Restate each record exactly as it was written.

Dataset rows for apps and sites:
● ● ● ● ● ● ●

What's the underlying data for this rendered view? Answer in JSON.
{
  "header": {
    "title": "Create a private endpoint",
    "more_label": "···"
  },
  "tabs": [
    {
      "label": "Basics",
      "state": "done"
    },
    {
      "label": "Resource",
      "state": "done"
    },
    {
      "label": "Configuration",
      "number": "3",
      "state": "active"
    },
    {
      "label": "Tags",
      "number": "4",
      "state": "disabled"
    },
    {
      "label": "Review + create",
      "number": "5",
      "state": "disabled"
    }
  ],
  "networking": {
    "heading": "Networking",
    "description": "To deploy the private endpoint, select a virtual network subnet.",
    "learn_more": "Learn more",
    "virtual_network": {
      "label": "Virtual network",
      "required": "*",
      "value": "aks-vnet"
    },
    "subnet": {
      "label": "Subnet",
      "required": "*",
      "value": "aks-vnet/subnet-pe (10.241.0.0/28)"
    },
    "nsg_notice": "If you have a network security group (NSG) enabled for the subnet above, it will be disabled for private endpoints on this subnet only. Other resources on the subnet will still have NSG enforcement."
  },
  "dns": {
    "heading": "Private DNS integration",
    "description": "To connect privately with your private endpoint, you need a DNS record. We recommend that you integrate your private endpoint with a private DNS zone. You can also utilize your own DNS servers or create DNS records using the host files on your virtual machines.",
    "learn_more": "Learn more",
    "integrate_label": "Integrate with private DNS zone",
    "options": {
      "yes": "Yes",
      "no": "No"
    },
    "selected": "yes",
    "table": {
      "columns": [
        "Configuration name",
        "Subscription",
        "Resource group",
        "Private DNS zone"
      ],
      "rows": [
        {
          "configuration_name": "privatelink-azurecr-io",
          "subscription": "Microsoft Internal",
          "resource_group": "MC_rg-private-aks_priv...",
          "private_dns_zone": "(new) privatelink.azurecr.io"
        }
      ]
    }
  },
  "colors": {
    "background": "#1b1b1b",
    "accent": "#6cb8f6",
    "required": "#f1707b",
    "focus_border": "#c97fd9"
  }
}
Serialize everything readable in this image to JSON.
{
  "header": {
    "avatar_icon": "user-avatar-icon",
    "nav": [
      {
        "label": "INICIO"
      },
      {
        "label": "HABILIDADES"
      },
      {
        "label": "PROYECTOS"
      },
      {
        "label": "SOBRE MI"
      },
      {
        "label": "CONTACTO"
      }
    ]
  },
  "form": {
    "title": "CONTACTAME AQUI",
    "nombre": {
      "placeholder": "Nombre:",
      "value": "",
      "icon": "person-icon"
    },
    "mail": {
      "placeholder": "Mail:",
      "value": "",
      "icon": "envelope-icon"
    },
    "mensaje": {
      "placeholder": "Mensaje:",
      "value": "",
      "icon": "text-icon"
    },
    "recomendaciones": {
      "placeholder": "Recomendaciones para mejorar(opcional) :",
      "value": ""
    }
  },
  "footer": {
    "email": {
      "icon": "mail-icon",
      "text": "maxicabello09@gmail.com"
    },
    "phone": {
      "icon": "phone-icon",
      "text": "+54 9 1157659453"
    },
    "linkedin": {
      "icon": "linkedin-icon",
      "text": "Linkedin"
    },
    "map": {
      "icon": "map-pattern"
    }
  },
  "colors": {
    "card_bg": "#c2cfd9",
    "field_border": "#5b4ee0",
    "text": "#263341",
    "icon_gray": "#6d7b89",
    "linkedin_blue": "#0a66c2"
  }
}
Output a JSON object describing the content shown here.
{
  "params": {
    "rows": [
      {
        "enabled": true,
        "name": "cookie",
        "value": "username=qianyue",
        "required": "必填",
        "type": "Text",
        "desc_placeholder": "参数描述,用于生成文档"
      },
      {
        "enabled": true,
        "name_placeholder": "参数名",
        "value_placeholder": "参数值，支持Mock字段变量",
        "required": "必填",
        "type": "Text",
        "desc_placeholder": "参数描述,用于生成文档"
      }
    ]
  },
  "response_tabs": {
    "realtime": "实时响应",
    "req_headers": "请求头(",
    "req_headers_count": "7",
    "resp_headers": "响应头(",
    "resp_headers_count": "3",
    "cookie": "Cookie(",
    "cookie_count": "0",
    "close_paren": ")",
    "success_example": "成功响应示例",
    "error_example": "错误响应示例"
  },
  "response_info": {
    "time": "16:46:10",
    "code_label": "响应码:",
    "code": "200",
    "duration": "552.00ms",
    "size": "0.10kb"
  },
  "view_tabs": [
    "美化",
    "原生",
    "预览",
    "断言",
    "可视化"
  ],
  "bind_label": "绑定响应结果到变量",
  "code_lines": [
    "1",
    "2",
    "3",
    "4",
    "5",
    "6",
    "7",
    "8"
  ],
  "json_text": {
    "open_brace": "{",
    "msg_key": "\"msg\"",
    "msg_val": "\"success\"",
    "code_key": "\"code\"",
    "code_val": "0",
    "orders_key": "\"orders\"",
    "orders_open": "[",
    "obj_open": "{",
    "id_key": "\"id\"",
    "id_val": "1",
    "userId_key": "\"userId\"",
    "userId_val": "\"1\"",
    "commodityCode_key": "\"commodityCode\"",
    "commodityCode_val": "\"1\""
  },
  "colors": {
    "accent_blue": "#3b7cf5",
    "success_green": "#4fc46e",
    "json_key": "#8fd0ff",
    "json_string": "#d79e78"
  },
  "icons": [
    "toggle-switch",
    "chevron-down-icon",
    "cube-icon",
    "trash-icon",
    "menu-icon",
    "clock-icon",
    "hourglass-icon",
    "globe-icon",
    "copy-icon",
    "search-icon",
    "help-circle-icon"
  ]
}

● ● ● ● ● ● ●

**RESPONSE BOX**
What's the underlying data for this rendered view? Answer in JSON.
{
  "header": {
    "title": "Create a private endpoint",
    "more_label": "···"
  },
  "tabs": [
    {
      "label": "Basics",
      "state": "done"
    },
    {
      "label": "Resource",
      "state": "done"
    },
    {
      "label": "Configuration",
      "number": "3",
      "state": "active"
    },
    {
      "label": "Tags",
      "number": "4",
      "state": "disabled"
    },
    {
      "label": "Review + create",
      "number": "5",
      "state": "disabled"
    }
  ],
  "networking": {
    "heading": "Networking",
    "description": "To deploy the private endpoint, select a virtual network subnet.",
    "learn_more": "Learn more",
    "virtual_network": {
      "label": "Virtual network",
      "required": "*",
      "value": "aks-vnet"
    },
    "subnet": {
      "label": "Subnet",
      "required": "*",
      "value": "aks-vnet/subnet-pe (10.241.0.0/28)"
    },
    "nsg_notice": "If you have a network security group (NSG) enabled for the subnet above, it will be disabled for private endpoints on this subnet only. Other resources on the subnet will still have NSG enforcement."
  },
  "dns": {
    "heading": "Private DNS integration",
    "description": "To connect privately with your private endpoint, you need a DNS record. We recommend that you integrate your private endpoint with a private DNS zone. You can also utilize your own DNS servers or create DNS records using the host files on your virtual machines.",
    "learn_more": "Learn more",
    "integrate_label": "Integrate with private DNS zone",
    "options": {
      "yes": "Yes",
      "no": "No"
    },
    "selected": "yes",
    "table": {
      "columns": [
        "Configuration name",
        "Subscription",
        "Resource group",
        "Private DNS zone"
      ],
      "rows": [
        {
          "configuration_name": "privatelink-azurecr-io",
          "subscription": "Microsoft Internal",
          "resource_group": "MC_rg-private-aks_priv...",
          "private_dns_zone": "(new) privatelink.azurecr.io"
        }
      ]
    }
  },
  "colors": {
    "background": "#1b1b1b",
    "accent": "#6cb8f6",
    "required": "#f1707b",
    "focus_border": "#c97fd9"
  }
}
Serialize everything readable in this image to JSON.
{
  "header": {
    "avatar_icon": "user-avatar-icon",
    "nav": [
      {
        "label": "INICIO"
      },
      {
        "label": "HABILIDADES"
      },
      {
        "label": "PROYECTOS"
      },
      {
        "label": "SOBRE MI"
      },
      {
        "label": "CONTACTO"
      }
    ]
  },
  "form": {
    "title": "CONTACTAME AQUI",
    "nombre": {
      "placeholder": "Nombre:",
      "value": "",
      "icon": "person-icon"
    },
    "mail": {
      "placeholder": "Mail:",
      "value": "",
      "icon": "envelope-icon"
    },
    "mensaje": {
      "placeholder": "Mensaje:",
      "value": "",
      "icon": "text-icon"
    },
    "recomendaciones": {
      "placeholder": "Recomendaciones para mejorar(opcional) :",
      "value": ""
    }
  },
  "footer": {
    "email": {
      "icon": "mail-icon",
      "text": "maxicabello09@gmail.com"
    },
    "phone": {
      "icon": "phone-icon",
      "text": "+54 9 1157659453"
    },
    "linkedin": {
      "icon": "linkedin-icon",
      "text": "Linkedin"
    },
    "map": {
      "icon": "map-pattern"
    }
  },
  "colors": {
    "card_bg": "#c2cfd9",
    "field_border": "#5b4ee0",
    "text": "#263341",
    "icon_gray": "#6d7b89",
    "linkedin_blue": "#0a66c2"
  }
}
Output a JSON object describing the content shown here.
{
  "params": {
    "rows": [
      {
        "enabled": true,
        "name": "cookie",
        "value": "username=qianyue",
        "required": "必填",
        "type": "Text",
        "desc_placeholder": "参数描述,用于生成文档"
      },
      {
        "enabled": true,
        "name_placeholder": "参数名",
        "value_placeholder": "参数值，支持Mock字段变量",
        "required": "必填",
        "type": "Text",
        "desc_placeholder": "参数描述,用于生成文档"
      }
    ]
  },
  "response_tabs": {
    "realtime": "实时响应",
    "req_headers": "请求头(",
    "req_headers_count": "7",
    "resp_headers": "响应头(",
    "resp_headers_count": "3",
    "cookie": "Cookie(",
    "cookie_count": "0",
    "close_paren": ")",
    "success_example": "成功响应示例",
    "error_example": "错误响应示例"
  },
  "response_info": {
    "time": "16:46:10",
    "code_label": "响应码:",
    "code": "200",
    "duration": "552.00ms",
    "size": "0.10kb"
  },
  "view_tabs": [
    "美化",
    "原生",
    "预览",
    "断言",
    "可视化"
  ],
  "bind_label": "绑定响应结果到变量",
  "code_lines": [
    "1",
    "2",
    "3",
    "4",
    "5",
    "6",
    "7",
    "8"
  ],
  "json_text": {
    "open_brace": "{",
    "msg_key": "\"msg\"",
    "msg_val": "\"success\"",
    "code_key": "\"code\"",
    "code_val": "0",
    "orders_key": "\"orders\"",
    "orders_open": "[",
    "obj_open": "{",
    "id_key": "\"id\"",
    "id_val": "1",
    "userId_key": "\"userId\"",
    "userId_val": "\"1\"",
    "commodityCode_key": "\"commodityCode\"",
    "commodityCode_val": "\"1\""
  },
  "colors": {
    "accent_blue": "#3b7cf5",
    "success_green": "#4fc46e",
    "json_key": "#8fd0ff",
    "json_string": "#d79e78"
  },
  "icons": [
    "toggle-switch",
    "chevron-down-icon",
    "cube-icon",
    "trash-icon",
    "menu-icon",
    "clock-icon",
    "hourglass-icon",
    "globe-icon",
    "copy-icon",
    "search-icon",
    "help-circle-icon"
  ]
}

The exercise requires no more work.